RBI-Suitability and Appropriateness of derivative products
The importance of suitability and appropriateness of policies for market-makers in their offering of derivate products to customers have also been emphasised by Reserve Bank of India. In August 2011, RBI issued revisions to its 2007 Comprehensive Guidelines on Derivatives to address issues of suitability and appropriateness. It encourages market-makers to offer derivative products in general and structured products in particular only to those users who understand the nature of the risk inherent in these transactions. It is imperative that the products being offered are consistent with users’ risk appetite. It requires market makers to carry out proper due diligence to check user appropriateness and suitability of products before offering derivative products.
While undertaking derivative transactions a market-maker should:
- Analyse the expected impact of the proposed derivatives transaction on the user
- Ensure that the terms of the contract are clear and assess whether the user is capable of understanding the terms of the contract and of fulfilling its obligations under the contract
- Inform the customer of its opinion, where the market-maker considers that a proposed derivatives transaction is inappropriate for a customer. If the customer nonetheless wishes to proceed, the market-maker should document its analysis and its discussions with the customer in its files
- Ensure the terms of the contract are properly documented, disclosing the inherent risks in the proposed transaction to the customer in the form of a Risk Disclosure Statement which should include a detailed scenario analysis (both positive and negative) and payouts in quantitative terms under different combination of underlying market variables such as interest rates and currency rates, etc., assumptions made for the scenario analysis and obtaining a written acknowledgement from the counterparty for having read and understood the Risk Disclosure Statement
Responsibility of ‘Customer Appropriateness and Suitability’ review is on the market-maker.
SEBI– Suitability of Mutual Funds based on risk-profiling

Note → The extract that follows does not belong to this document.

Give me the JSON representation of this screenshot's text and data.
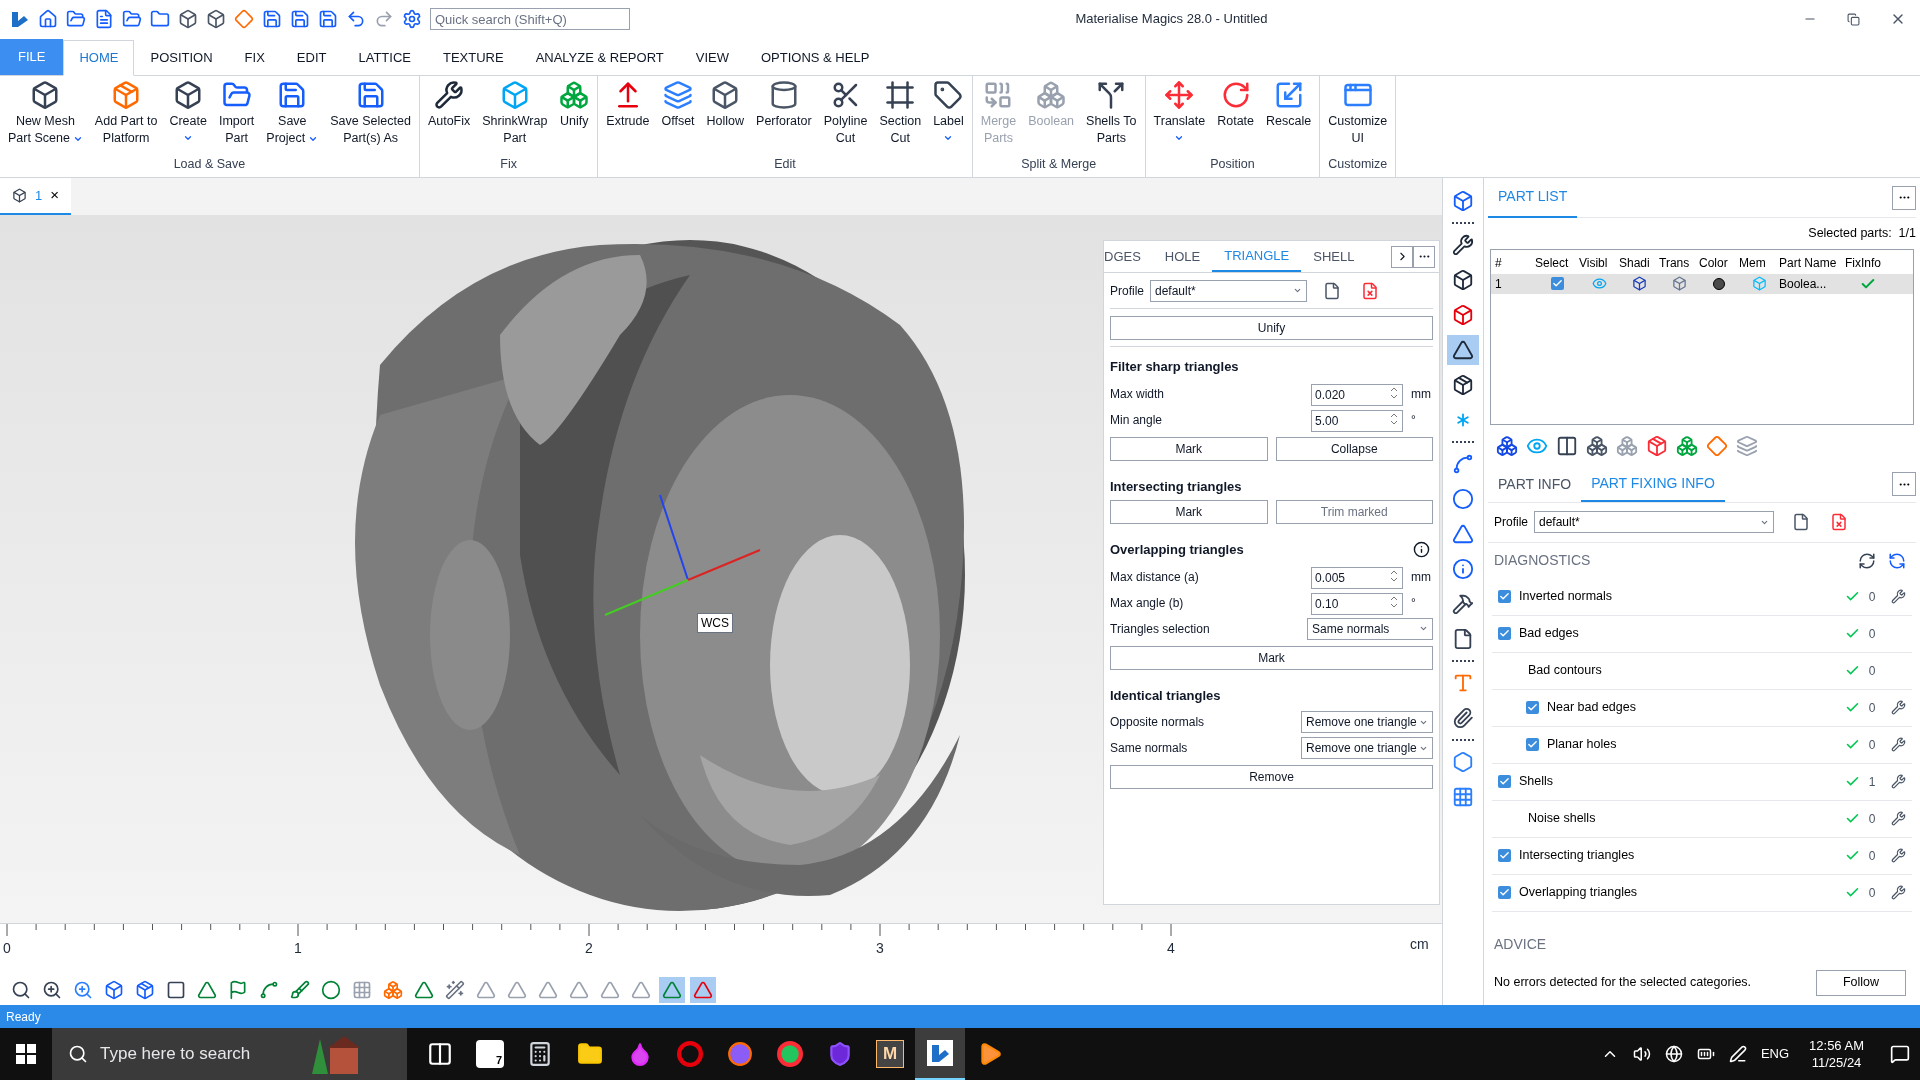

A SEBI circular for Mutual Funds also talks of the principle of suitability, stating that distributors of Mutual Fund schemes/funds are required to follow the principle of appropriateness of products sold to its customers.
The circular categorises customer relationship and transactions as:
a. Advisory – where a distributor represents to offer advice while distributing the product, it will be subject to the principle of ‘appropriateness’ of products to a customer.
b. Execution Only – in case of transactions that are not booked as ‘advisory’, it shall still require:
– If the distributor has information to believe that the transaction is not appropriate for the customer, a written communication must be made to the investor regarding the unsuitability of the product.
– A customer confirmation to the effect that the transaction is ‘execution only’ notwithstanding the advice of in-appropriateness from that distributor be obtained prior to the execution of the transaction.
– That on all such ‘execution only’ transactions, the customer is not required to pay the distributor anything other than the standard flat transaction charge.
Mutual Fund distributors must conduct a risk profiling of their clients and advice products that are suitable to their clients’ risk appetite. If an investor wishes to purchase a fund that is not appropriate to his declared risk appetite, the advisor must get a disclaimer signed off by the investor that he is aware that this fund is not recommended for his risk appetite but that he is buying it on his own decision.